* _Dataset rows describing interfaces_
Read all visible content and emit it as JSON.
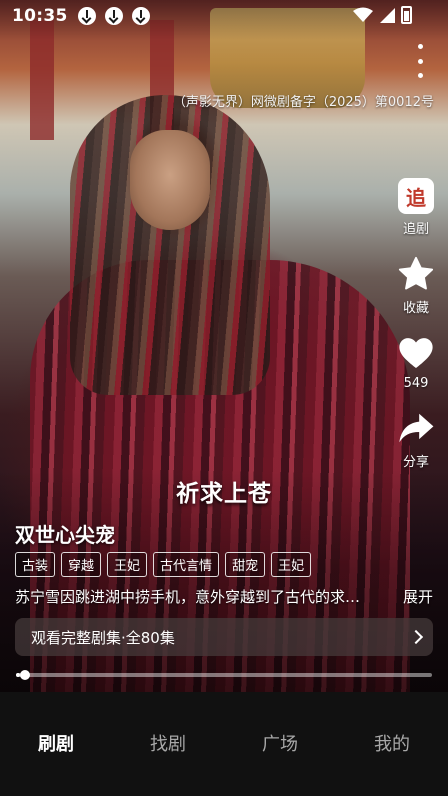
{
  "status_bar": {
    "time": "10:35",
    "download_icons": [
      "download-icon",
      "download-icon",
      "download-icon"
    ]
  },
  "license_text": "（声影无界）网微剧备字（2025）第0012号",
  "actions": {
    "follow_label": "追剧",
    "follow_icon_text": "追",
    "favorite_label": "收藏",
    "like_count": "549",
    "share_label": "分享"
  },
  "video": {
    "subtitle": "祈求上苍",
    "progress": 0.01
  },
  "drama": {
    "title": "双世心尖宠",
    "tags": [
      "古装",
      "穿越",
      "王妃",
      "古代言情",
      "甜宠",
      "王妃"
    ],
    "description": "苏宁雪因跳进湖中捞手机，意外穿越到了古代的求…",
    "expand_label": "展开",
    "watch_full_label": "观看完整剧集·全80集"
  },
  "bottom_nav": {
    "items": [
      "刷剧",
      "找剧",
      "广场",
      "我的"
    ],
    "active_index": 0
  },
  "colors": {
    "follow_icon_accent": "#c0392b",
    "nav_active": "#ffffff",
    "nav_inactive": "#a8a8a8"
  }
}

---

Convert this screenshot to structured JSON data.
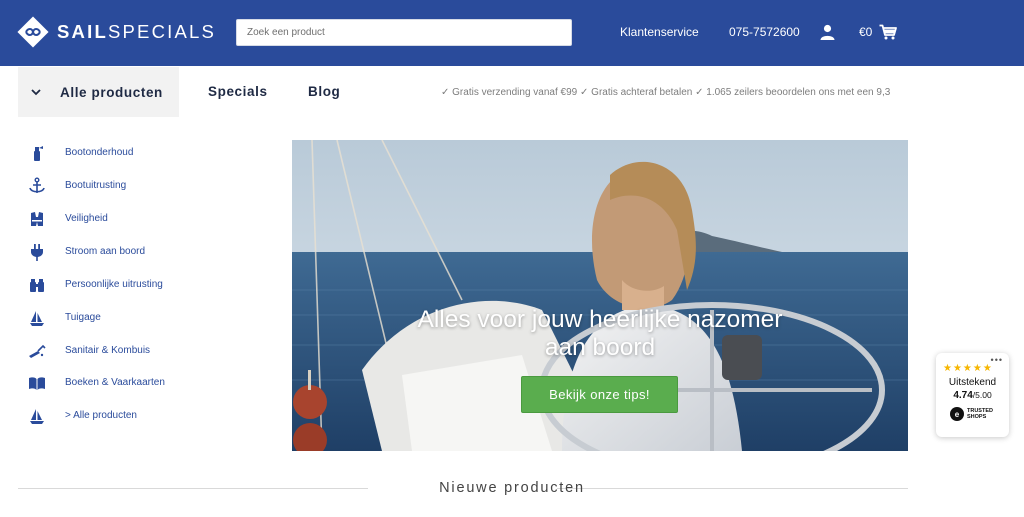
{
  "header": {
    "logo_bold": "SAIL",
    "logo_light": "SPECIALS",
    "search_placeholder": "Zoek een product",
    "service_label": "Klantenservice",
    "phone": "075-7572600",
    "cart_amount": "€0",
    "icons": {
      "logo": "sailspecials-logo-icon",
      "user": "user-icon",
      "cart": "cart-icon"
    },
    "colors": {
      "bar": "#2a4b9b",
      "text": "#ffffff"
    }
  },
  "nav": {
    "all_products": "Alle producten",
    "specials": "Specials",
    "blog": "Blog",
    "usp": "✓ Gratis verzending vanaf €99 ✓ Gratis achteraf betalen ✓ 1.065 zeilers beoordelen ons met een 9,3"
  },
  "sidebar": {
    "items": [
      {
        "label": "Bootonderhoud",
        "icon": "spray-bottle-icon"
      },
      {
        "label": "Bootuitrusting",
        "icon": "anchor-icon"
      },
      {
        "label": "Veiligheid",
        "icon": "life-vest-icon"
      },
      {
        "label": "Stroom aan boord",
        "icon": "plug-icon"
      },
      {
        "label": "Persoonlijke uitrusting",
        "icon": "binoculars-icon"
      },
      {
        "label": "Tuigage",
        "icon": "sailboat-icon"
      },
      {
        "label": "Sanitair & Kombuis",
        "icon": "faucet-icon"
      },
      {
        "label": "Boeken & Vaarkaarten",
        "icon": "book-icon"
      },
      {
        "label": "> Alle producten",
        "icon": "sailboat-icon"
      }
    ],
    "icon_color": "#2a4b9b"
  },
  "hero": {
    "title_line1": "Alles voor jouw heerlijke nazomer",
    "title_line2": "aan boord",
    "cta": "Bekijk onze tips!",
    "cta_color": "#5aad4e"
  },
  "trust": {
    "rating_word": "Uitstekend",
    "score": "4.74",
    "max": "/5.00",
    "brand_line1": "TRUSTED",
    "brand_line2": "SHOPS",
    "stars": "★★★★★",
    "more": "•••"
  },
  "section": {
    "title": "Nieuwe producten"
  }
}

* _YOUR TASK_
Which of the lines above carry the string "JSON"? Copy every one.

* _TASK ANSWER_
Read all visible content and emit it as JSON.
Convert this screenshot to structured JSON data.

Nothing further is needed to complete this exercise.